Devin Burleson (6-7, 302, Fr.): In only his first spring, Burleson captured enough of Strausser’s attention to get some serious action at left tackle behind Jake Eldrenkamp. Only problem was the true frosh’s inability to stay healthy. But at 6-7 and 300 pounds, there’s ample reason to be excited by the thought of Burleson along the edge of the offensive line. He’s got the feet and quickness of a basketball player combined with the nasty of a football player. A great combination to have. Now that Trey Adams is on the scene, the battle for playing time behind Eldrenkamp is officially on.
Trey Adams (6-8, 283, Fr.): Quietly, the UW coaches have been waiting for the day when the Wenatchee native would enroll so they could see if he’s ready to step in right away. And from the word we’ve been hearing from his home town, Adams has been with a trainer for the spring and summer, bulking up and preparing himself to play. With his size and experience, Adams could be a shoe in as a red-shirt frosh; after all, no true freshman has ever started for Chris Petersen. But if one had the size, ability, mindset, and nasty - it’s Trey Adams.
Henry Roberts (6-6, 280, Fr.): Roberts has been a coveted recruit ever since he was offered by Steve Sarkisian two-and-a-half years ago. The Bellevue-based Roberts is one in a number of Wolverine recruits that have become Huskies, and he’s one of the best. Roberts combines great size, technique, and attitude into a 6-foot-6 package that saw the Huskies beat out teams like Stanford, USC, Oregon, UCLA, Wisconsin, and others for his services. Even though Roberts played all across the Bellevue offensive line (and defensive line), he’ll most likely start out at guard for the Huskies.
Jared Hilbers (6-6, 279, Fr.): Hilbers is the classic project; a player that had decent offers but not elite offers, a player with the size, ability and desire that coaches love to take a chance on. Linemen need to be developed at the college level, and Chris Strausser looked to Hilbers as a player he wants to develop over time. Hilbers wants to be a Husky and went to great lengths to show that to the coaches - who reciprocated that yearning with a scholarship offer. Hilbers won’t have to start repaying that offer right away - he’ll have time.
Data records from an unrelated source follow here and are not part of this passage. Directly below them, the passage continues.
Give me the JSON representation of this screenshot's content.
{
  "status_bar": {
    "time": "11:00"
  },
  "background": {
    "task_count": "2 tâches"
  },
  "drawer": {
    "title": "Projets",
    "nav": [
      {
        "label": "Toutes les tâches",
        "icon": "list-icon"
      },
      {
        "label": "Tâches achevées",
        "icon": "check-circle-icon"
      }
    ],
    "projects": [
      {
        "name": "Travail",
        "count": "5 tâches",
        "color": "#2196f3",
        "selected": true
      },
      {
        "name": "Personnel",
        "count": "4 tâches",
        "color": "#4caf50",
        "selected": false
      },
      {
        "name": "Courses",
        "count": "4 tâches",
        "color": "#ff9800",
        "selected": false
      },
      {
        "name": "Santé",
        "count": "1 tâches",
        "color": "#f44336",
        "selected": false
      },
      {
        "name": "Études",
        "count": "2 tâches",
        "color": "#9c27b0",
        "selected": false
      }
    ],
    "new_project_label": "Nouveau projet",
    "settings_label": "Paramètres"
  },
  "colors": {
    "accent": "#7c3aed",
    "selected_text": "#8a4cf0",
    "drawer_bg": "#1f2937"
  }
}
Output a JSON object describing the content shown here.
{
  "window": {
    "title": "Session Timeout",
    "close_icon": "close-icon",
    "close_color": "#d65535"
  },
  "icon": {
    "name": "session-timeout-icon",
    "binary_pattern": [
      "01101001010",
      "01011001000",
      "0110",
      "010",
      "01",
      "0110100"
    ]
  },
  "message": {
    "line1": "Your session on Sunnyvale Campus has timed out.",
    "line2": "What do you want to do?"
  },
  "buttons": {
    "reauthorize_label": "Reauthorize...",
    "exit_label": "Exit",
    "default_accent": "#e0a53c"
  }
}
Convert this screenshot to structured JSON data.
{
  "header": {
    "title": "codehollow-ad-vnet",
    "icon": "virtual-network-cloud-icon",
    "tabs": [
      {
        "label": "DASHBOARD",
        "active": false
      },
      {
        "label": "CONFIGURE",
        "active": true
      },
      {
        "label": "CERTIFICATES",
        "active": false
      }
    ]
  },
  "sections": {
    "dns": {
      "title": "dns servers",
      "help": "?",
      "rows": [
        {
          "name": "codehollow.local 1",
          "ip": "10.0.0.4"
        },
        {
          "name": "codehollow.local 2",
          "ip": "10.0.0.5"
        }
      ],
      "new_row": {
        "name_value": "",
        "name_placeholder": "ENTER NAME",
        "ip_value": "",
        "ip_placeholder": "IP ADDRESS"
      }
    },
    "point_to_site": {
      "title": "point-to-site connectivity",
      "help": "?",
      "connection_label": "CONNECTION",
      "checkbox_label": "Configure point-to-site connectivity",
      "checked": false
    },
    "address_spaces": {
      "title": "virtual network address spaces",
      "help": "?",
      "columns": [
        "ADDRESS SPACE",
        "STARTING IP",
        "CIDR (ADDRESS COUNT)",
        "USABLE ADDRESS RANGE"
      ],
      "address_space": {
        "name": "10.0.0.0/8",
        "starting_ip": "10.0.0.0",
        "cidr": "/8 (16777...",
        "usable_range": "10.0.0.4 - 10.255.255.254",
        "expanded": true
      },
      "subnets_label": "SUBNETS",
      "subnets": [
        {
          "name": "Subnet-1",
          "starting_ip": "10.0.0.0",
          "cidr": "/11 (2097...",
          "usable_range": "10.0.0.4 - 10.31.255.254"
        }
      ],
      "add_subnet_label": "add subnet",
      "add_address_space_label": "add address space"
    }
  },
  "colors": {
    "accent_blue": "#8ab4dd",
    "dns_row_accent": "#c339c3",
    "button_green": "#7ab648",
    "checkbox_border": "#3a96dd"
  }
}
But there’s no doubt that with his measurables, as well as his intangibles, Hilbers could be a very good college football player in a couple of years.
Projected Fall OL Depth Chart
Jake Eldrenkamp (6-5, 298, Jr.)
Andrew Kirkland (6-4, 300, So.) OR
Devin Burleson (6-7, 302 Fr.) OR
Trey Adams (6-8, 283, Fr.)
Dexter Charles (6-5, 312, Sr.)
Dane Crane (6-3, 287, So.)
Cory Fuavai (6-3, 312, Jr.)
Siosifa Tufunga (6-3, 313, Sr.)
Michael Kneip (6-5, 302, Jr.)*
John Turner (6-3, 283, RFr.)
Shane Brostek (6-4, 301, Jr.)
Jesse Sosebee (6-5, 313, RFr.)
Henry Roberts (6-6, 280, Fr.)
Right Tackle: Coleman Shelton (6-4, 282, So.)
Matt James (6-4, 273, RFr.)
Kaleb McGary (6-7, 292, RFr.)
Jared Hilbers (6-6, 279, Fr.)